hema vs bjj

BJJ practitioners are known for being open-minded and trying to incorporate techniques from other martial arts. It’s a great way to improve one’s game beyond the confines of what one particular school has on offer.

One question that some BJJ practitioners tend to have is in regard to the application of HEMA grappling techniques for BJJ and in the real world, in general. Is HEMA a legitimate martial art that can be used in real fight scenarios or in competition? Read below to find out.

What is HEMA?

HEMA is a martial art that, perhaps strangely, incorporates the grappling arts and the fencing arts, including daggers and longswords. As such, it would appear true to suggest that this martial art was more suited for use by medieval knights in combat scenarios – and has limited applications in the modern world.

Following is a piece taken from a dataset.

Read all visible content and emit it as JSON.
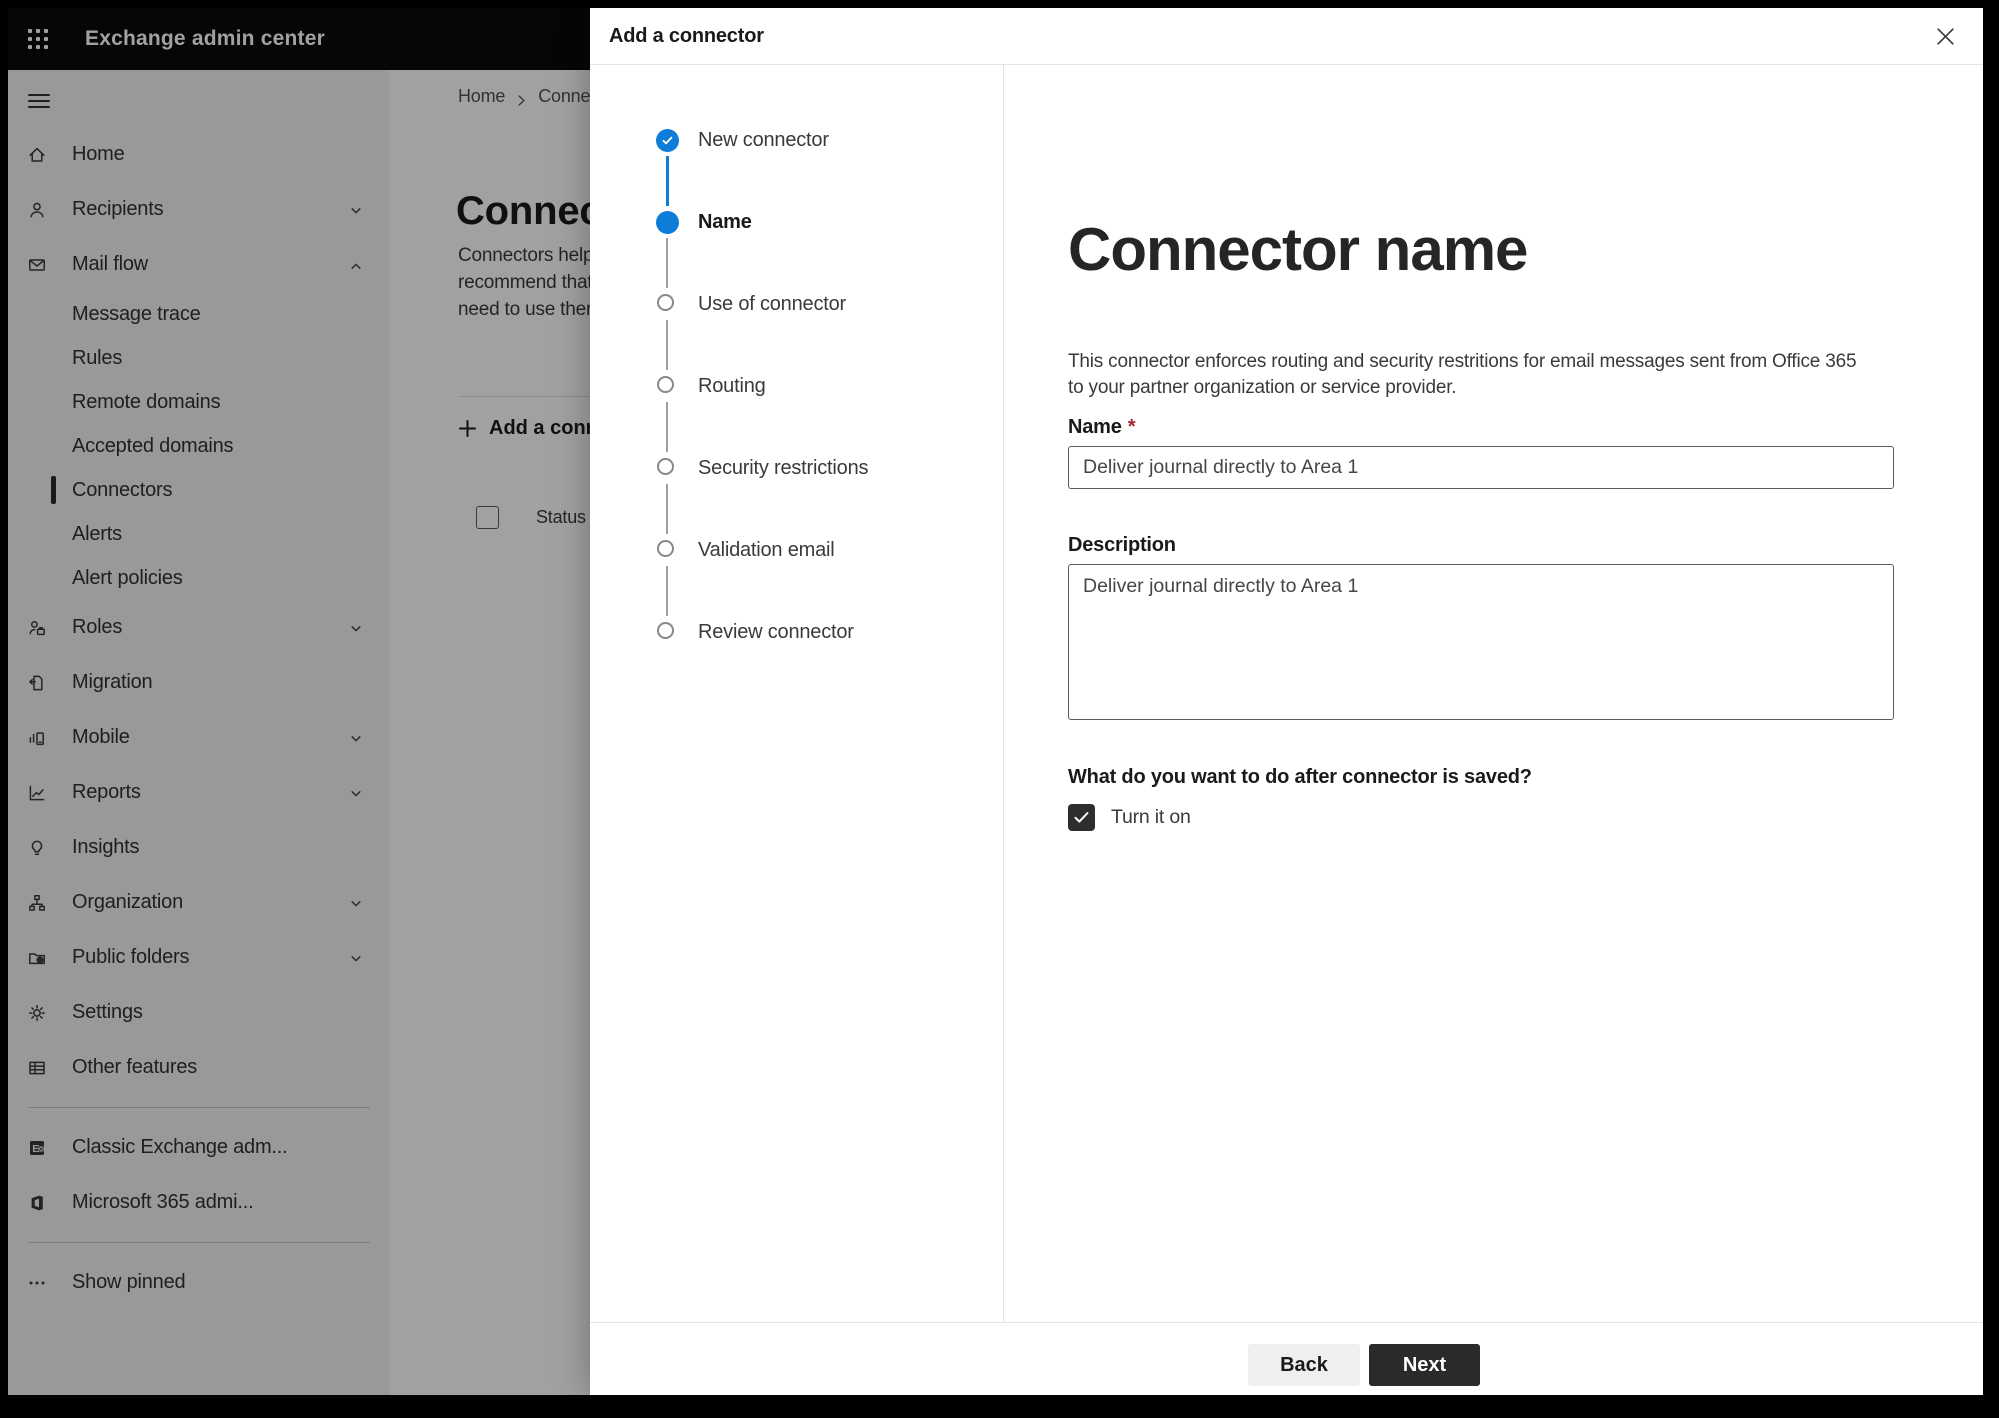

This is not to say that the HEMA techniques are bad, per se. There are several techniques that can be used even at the highest levels of BJJ. Dagger fighting is not something that we would ever recommend unless it’s a life-or-death scenario, and even in such a case there would be no guarantee as to who would win given the incredibly volatile ways in which people can swing their hands when using a knife.

And as for sword-fighting – it’s not more than just a hobby that some people enjoy. Sure, you can develop your reflexes and train your eyesight to find and exploit weaknesses in your opponent’s stance momentarily, as well as to perform fast counter-attacks. But the fact remains that there’s no practical applications of using HEMA sword-fighting techniques in the real world nowadays.

Can you Wrestle in HEMA?

In short, yes, HEMA does incorporate various wrestling and grappling techniques as a part of the martial art curriculum and structure. However, if you take a quick look through some YouTube “demos” that HEMA experts show, you will see some gaping holes in the HEMA grappling and wrestling game.

It seems that the demos were developed without the notion of real-life applicability. Sure, if you were to wrestle against a complete novice using HEMA techniques, then you may even have a reasonable degree of success in putting them on the ground. But an experienced BJJ practitioner would eat the HEMA techniques for breakfast.

Namely, there are demonstrations where the person that’s pinned into side-control just uses his hands to push his opponent and reverses the position. Even worse – this exact same “technique” is used from the bottom mount position. If you have ever sparred in BJJ, then you know that it’s, if not impossible, then extremely hard to just push your opponent if you’re in bottom side-control or mounted by your opponent.

Those positions are known to be highly dominant and it’s far from easy to escape and reverse the position, especially if the opponent is skilled in using their weight on your body. It appears that HEMA has lost touch with reality and that its instructors are more concerned with performing flashy demos for the unskilled audience.


So, if you want to train the grappling arts in particular, then we would suggest that you go for BJJ. Of course, sometimes there are major differences between different schools and instructors – and the same can be said when it comes to HEMA. It’s best for you to do some research to find the best school that will fit your own particular needs and aspirations.

And since dagger fighting and sword fighting aren’t really our thing, we can’t give you adequate recommendations as to where to learn the best self-defense techniques in this regard. In either case, wielding a dagger is not something that should be taken lightly as even a slight misstep can get you killed. So, regardless of your own perceived knowledge of wielding a dagger, we would recommend that you never use a knife on the streets – unless you absolutely have to, to save your own life or the life of your close ones.